--- TASK BRIEF ---
Give the whole listing below once more, exactly, without pictures.

--- INFORMATION SHOWN ---
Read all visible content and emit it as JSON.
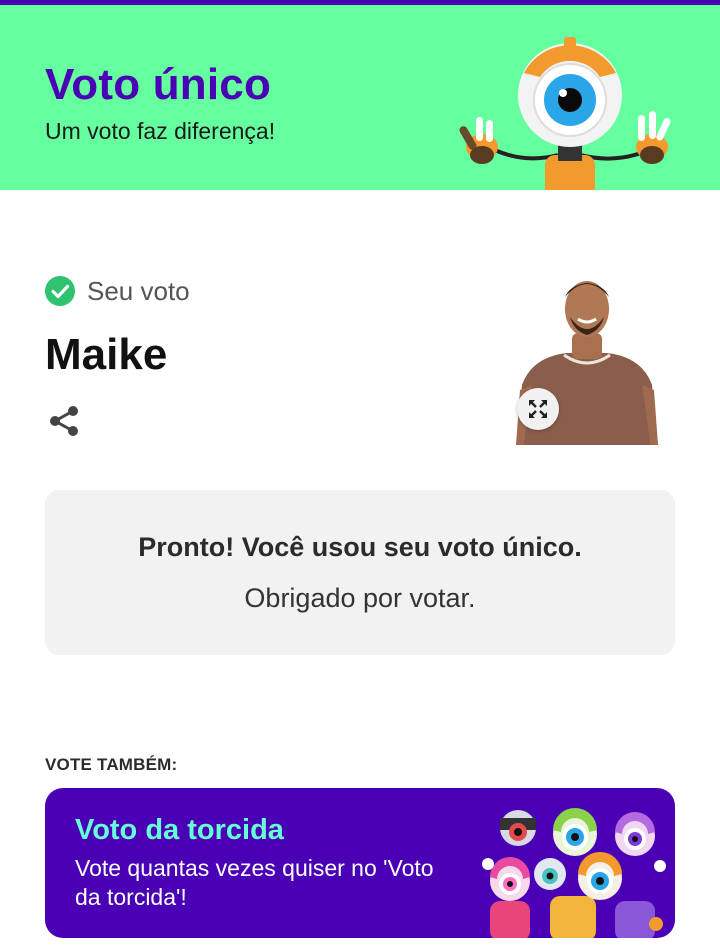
{
  "colors": {
    "accent_purple": "#4a00b4",
    "header_green": "#66ff9f",
    "check_green": "#2fc26f",
    "torcida_title": "#66ffd9",
    "box_gray": "#f2f2f2"
  },
  "header": {
    "title": "Voto único",
    "subtitle": "Um voto faz diferença!",
    "mascot_icon": "big-brother-eye-mascot"
  },
  "vote": {
    "status_label": "Seu voto",
    "status_icon": "check-circle-icon",
    "candidate_name": "Maike",
    "share_icon": "share-icon",
    "expand_icon": "expand-icon"
  },
  "confirmation": {
    "title": "Pronto! Você usou seu voto único.",
    "subtitle": "Obrigado por votar."
  },
  "also_vote": {
    "label": "VOTE TAMBÉM:",
    "card": {
      "title": "Voto da torcida",
      "description": "Vote quantas vezes quiser no 'Voto da torcida'!"
    }
  }
}
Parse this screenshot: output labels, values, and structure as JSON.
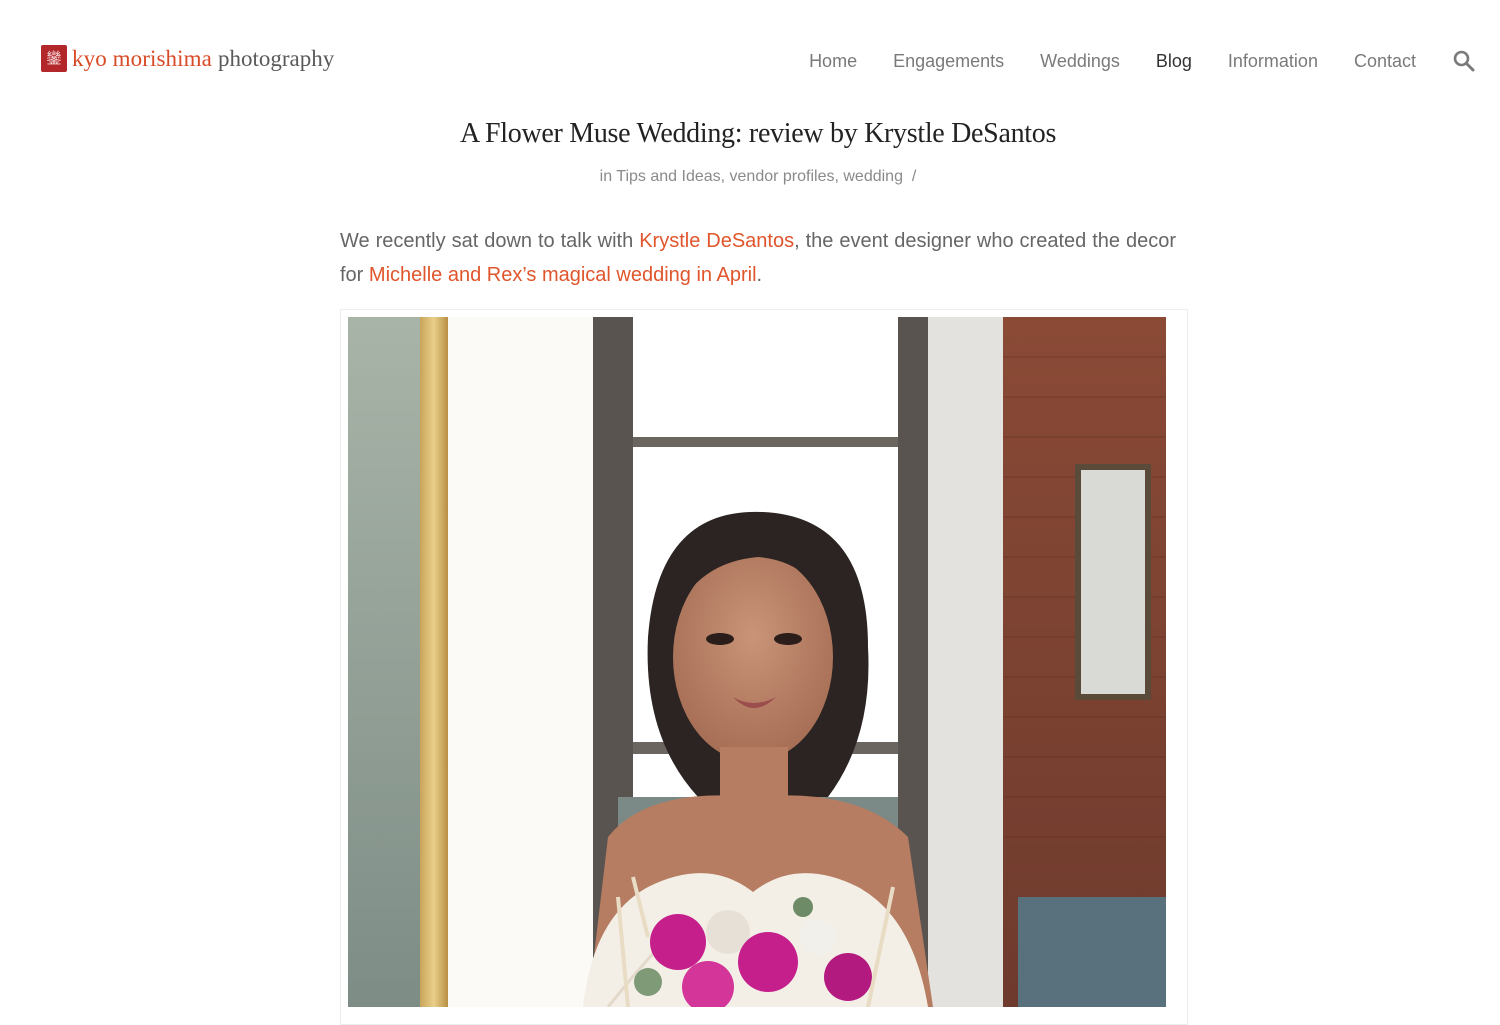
{
  "header": {
    "logo": {
      "mark_glyph": "鑾",
      "name": "kyo morishima",
      "suffix": "photography"
    },
    "nav": [
      {
        "label": "Home",
        "active": false
      },
      {
        "label": "Engagements",
        "active": false
      },
      {
        "label": "Weddings",
        "active": false
      },
      {
        "label": "Blog",
        "active": true
      },
      {
        "label": "Information",
        "active": false
      },
      {
        "label": "Contact",
        "active": false
      }
    ],
    "search_icon": "search-icon"
  },
  "post": {
    "title": "A Flower Muse Wedding: review by Krystle DeSantos",
    "meta": {
      "prefix": "in",
      "categories": [
        "Tips and Ideas",
        "vendor profiles",
        "wedding"
      ],
      "separator": "/"
    },
    "intro": {
      "part1": "We recently sat down to talk with ",
      "link1": "Krystle DeSantos",
      "part2": ", the event designer who created the decor for ",
      "link2": "Michelle and Rex’s magical wedding in April",
      "part3": "."
    }
  },
  "colors": {
    "accent": "#e0552b",
    "logo_red": "#b3262a",
    "text": "#666666",
    "nav_text": "#7a7a7a",
    "nav_active": "#333333"
  }
}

--- WRITTEN RESPONSE ---
Read all visible content and emit it as JSON.
{
  "colors": {
    "accent_purple": "#4a00b4",
    "header_green": "#66ff9f",
    "check_green": "#2fc26f",
    "torcida_title": "#66ffd9",
    "box_gray": "#f2f2f2"
  },
  "header": {
    "title": "Voto único",
    "subtitle": "Um voto faz diferença!",
    "mascot_icon": "big-brother-eye-mascot"
  },
  "vote": {
    "status_label": "Seu voto",
    "status_icon": "check-circle-icon",
    "candidate_name": "Maike",
    "share_icon": "share-icon",
    "expand_icon": "expand-icon"
  },
  "confirmation": {
    "title": "Pronto! Você usou seu voto único.",
    "subtitle": "Obrigado por votar."
  },
  "also_vote": {
    "label": "VOTE TAMBÉM:",
    "card": {
      "title": "Voto da torcida",
      "description": "Vote quantas vezes quiser no 'Voto da torcida'!"
    }
  }
}
Parse this screenshot: output labels, values, and structure as JSON.
{
  "header": {
    "logo": {
      "mark_glyph": "鑾",
      "name": "kyo morishima",
      "suffix": "photography"
    },
    "nav": [
      {
        "label": "Home",
        "active": false
      },
      {
        "label": "Engagements",
        "active": false
      },
      {
        "label": "Weddings",
        "active": false
      },
      {
        "label": "Blog",
        "active": true
      },
      {
        "label": "Information",
        "active": false
      },
      {
        "label": "Contact",
        "active": false
      }
    ],
    "search_icon": "search-icon"
  },
  "post": {
    "title": "A Flower Muse Wedding: review by Krystle DeSantos",
    "meta": {
      "prefix": "in",
      "categories": [
        "Tips and Ideas",
        "vendor profiles",
        "wedding"
      ],
      "separator": "/"
    },
    "intro": {
      "part1": "We recently sat down to talk with ",
      "link1": "Krystle DeSantos",
      "part2": ", the event designer who created the decor for ",
      "link2": "Michelle and Rex’s magical wedding in April",
      "part3": "."
    }
  },
  "colors": {
    "accent": "#e0552b",
    "logo_red": "#b3262a",
    "text": "#666666",
    "nav_text": "#7a7a7a",
    "nav_active": "#333333"
  }
}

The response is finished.